▶ [Records shown]:
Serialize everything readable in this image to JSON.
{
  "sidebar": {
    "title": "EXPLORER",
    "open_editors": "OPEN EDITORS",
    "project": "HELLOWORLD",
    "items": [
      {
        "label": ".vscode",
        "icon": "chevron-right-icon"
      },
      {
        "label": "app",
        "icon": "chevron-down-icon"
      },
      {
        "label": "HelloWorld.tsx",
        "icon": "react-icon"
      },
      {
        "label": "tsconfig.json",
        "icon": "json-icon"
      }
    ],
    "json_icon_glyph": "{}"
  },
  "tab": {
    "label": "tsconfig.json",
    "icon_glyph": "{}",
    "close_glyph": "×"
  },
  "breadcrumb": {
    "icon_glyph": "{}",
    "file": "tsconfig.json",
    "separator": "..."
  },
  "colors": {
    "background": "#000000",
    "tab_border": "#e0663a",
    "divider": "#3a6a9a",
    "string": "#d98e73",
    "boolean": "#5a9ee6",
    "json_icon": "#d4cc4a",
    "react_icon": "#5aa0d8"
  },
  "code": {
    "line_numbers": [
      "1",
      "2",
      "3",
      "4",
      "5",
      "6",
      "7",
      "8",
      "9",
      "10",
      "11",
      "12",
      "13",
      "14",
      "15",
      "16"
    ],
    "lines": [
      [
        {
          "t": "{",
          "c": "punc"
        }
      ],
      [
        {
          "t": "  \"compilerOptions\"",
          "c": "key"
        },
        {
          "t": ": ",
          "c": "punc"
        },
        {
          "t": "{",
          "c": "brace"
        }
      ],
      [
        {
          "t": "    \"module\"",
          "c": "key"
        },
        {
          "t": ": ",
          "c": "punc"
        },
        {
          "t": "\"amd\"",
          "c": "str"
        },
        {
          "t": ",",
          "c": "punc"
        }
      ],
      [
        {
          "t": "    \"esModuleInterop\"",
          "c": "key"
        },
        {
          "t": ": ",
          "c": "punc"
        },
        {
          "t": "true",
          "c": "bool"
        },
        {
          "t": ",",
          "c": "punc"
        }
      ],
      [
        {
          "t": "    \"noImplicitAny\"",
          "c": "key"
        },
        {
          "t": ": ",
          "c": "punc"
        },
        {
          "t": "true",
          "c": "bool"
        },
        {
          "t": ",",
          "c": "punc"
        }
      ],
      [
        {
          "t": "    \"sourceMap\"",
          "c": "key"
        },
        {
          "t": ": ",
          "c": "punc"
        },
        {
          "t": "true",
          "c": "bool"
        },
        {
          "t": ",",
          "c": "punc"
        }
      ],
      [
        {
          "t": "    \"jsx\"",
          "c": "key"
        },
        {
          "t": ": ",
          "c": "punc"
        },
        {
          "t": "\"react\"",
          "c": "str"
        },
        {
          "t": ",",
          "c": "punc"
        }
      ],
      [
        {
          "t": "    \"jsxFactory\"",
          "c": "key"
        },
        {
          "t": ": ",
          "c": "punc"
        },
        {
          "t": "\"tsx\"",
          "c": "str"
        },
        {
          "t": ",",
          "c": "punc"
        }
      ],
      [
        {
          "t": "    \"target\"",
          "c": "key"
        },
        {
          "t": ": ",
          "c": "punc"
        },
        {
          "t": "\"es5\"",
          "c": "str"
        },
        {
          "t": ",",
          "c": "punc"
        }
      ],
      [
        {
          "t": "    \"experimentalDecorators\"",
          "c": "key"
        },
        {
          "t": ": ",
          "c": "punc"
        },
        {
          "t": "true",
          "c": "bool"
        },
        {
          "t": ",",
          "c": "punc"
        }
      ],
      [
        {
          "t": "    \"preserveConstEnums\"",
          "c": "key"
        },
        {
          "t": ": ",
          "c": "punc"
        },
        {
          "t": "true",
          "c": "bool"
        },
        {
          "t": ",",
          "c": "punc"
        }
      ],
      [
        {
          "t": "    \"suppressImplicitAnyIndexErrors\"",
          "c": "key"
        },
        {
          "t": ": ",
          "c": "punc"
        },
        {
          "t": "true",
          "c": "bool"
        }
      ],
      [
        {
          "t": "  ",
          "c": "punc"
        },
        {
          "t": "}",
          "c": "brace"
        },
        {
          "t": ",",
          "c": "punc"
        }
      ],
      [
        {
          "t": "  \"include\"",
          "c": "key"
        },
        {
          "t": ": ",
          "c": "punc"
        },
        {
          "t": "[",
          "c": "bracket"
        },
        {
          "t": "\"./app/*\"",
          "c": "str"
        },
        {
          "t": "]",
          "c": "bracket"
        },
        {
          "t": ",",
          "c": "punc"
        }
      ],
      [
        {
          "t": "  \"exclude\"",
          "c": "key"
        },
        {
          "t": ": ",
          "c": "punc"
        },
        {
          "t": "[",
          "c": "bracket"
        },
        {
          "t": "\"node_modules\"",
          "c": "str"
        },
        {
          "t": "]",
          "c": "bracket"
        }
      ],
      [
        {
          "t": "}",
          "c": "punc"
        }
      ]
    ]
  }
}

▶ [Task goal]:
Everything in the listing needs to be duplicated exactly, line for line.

▶ [Your solution]:
Serialize everything readable in this image to JSON.
{
  "sidebar": {
    "title": "EXPLORER",
    "open_editors": "OPEN EDITORS",
    "project": "HELLOWORLD",
    "items": [
      {
        "label": ".vscode",
        "icon": "chevron-right-icon"
      },
      {
        "label": "app",
        "icon": "chevron-down-icon"
      },
      {
        "label": "HelloWorld.tsx",
        "icon": "react-icon"
      },
      {
        "label": "tsconfig.json",
        "icon": "json-icon"
      }
    ],
    "json_icon_glyph": "{}"
  },
  "tab": {
    "label": "tsconfig.json",
    "icon_glyph": "{}",
    "close_glyph": "×"
  },
  "breadcrumb": {
    "icon_glyph": "{}",
    "file": "tsconfig.json",
    "separator": "..."
  },
  "colors": {
    "background": "#000000",
    "tab_border": "#e0663a",
    "divider": "#3a6a9a",
    "string": "#d98e73",
    "boolean": "#5a9ee6",
    "json_icon": "#d4cc4a",
    "react_icon": "#5aa0d8"
  },
  "code": {
    "line_numbers": [
      "1",
      "2",
      "3",
      "4",
      "5",
      "6",
      "7",
      "8",
      "9",
      "10",
      "11",
      "12",
      "13",
      "14",
      "15",
      "16"
    ],
    "lines": [
      [
        {
          "t": "{",
          "c": "punc"
        }
      ],
      [
        {
          "t": "  \"compilerOptions\"",
          "c": "key"
        },
        {
          "t": ": ",
          "c": "punc"
        },
        {
          "t": "{",
          "c": "brace"
        }
      ],
      [
        {
          "t": "    \"module\"",
          "c": "key"
        },
        {
          "t": ": ",
          "c": "punc"
        },
        {
          "t": "\"amd\"",
          "c": "str"
        },
        {
          "t": ",",
          "c": "punc"
        }
      ],
      [
        {
          "t": "    \"esModuleInterop\"",
          "c": "key"
        },
        {
          "t": ": ",
          "c": "punc"
        },
        {
          "t": "true",
          "c": "bool"
        },
        {
          "t": ",",
          "c": "punc"
        }
      ],
      [
        {
          "t": "    \"noImplicitAny\"",
          "c": "key"
        },
        {
          "t": ": ",
          "c": "punc"
        },
        {
          "t": "true",
          "c": "bool"
        },
        {
          "t": ",",
          "c": "punc"
        }
      ],
      [
        {
          "t": "    \"sourceMap\"",
          "c": "key"
        },
        {
          "t": ": ",
          "c": "punc"
        },
        {
          "t": "true",
          "c": "bool"
        },
        {
          "t": ",",
          "c": "punc"
        }
      ],
      [
        {
          "t": "    \"jsx\"",
          "c": "key"
        },
        {
          "t": ": ",
          "c": "punc"
        },
        {
          "t": "\"react\"",
          "c": "str"
        },
        {
          "t": ",",
          "c": "punc"
        }
      ],
      [
        {
          "t": "    \"jsxFactory\"",
          "c": "key"
        },
        {
          "t": ": ",
          "c": "punc"
        },
        {
          "t": "\"tsx\"",
          "c": "str"
        },
        {
          "t": ",",
          "c": "punc"
        }
      ],
      [
        {
          "t": "    \"target\"",
          "c": "key"
        },
        {
          "t": ": ",
          "c": "punc"
        },
        {
          "t": "\"es5\"",
          "c": "str"
        },
        {
          "t": ",",
          "c": "punc"
        }
      ],
      [
        {
          "t": "    \"experimentalDecorators\"",
          "c": "key"
        },
        {
          "t": ": ",
          "c": "punc"
        },
        {
          "t": "true",
          "c": "bool"
        },
        {
          "t": ",",
          "c": "punc"
        }
      ],
      [
        {
          "t": "    \"preserveConstEnums\"",
          "c": "key"
        },
        {
          "t": ": ",
          "c": "punc"
        },
        {
          "t": "true",
          "c": "bool"
        },
        {
          "t": ",",
          "c": "punc"
        }
      ],
      [
        {
          "t": "    \"suppressImplicitAnyIndexErrors\"",
          "c": "key"
        },
        {
          "t": ": ",
          "c": "punc"
        },
        {
          "t": "true",
          "c": "bool"
        }
      ],
      [
        {
          "t": "  ",
          "c": "punc"
        },
        {
          "t": "}",
          "c": "brace"
        },
        {
          "t": ",",
          "c": "punc"
        }
      ],
      [
        {
          "t": "  \"include\"",
          "c": "key"
        },
        {
          "t": ": ",
          "c": "punc"
        },
        {
          "t": "[",
          "c": "bracket"
        },
        {
          "t": "\"./app/*\"",
          "c": "str"
        },
        {
          "t": "]",
          "c": "bracket"
        },
        {
          "t": ",",
          "c": "punc"
        }
      ],
      [
        {
          "t": "  \"exclude\"",
          "c": "key"
        },
        {
          "t": ": ",
          "c": "punc"
        },
        {
          "t": "[",
          "c": "bracket"
        },
        {
          "t": "\"node_modules\"",
          "c": "str"
        },
        {
          "t": "]",
          "c": "bracket"
        }
      ],
      [
        {
          "t": "}",
          "c": "punc"
        }
      ]
    ]
  }
}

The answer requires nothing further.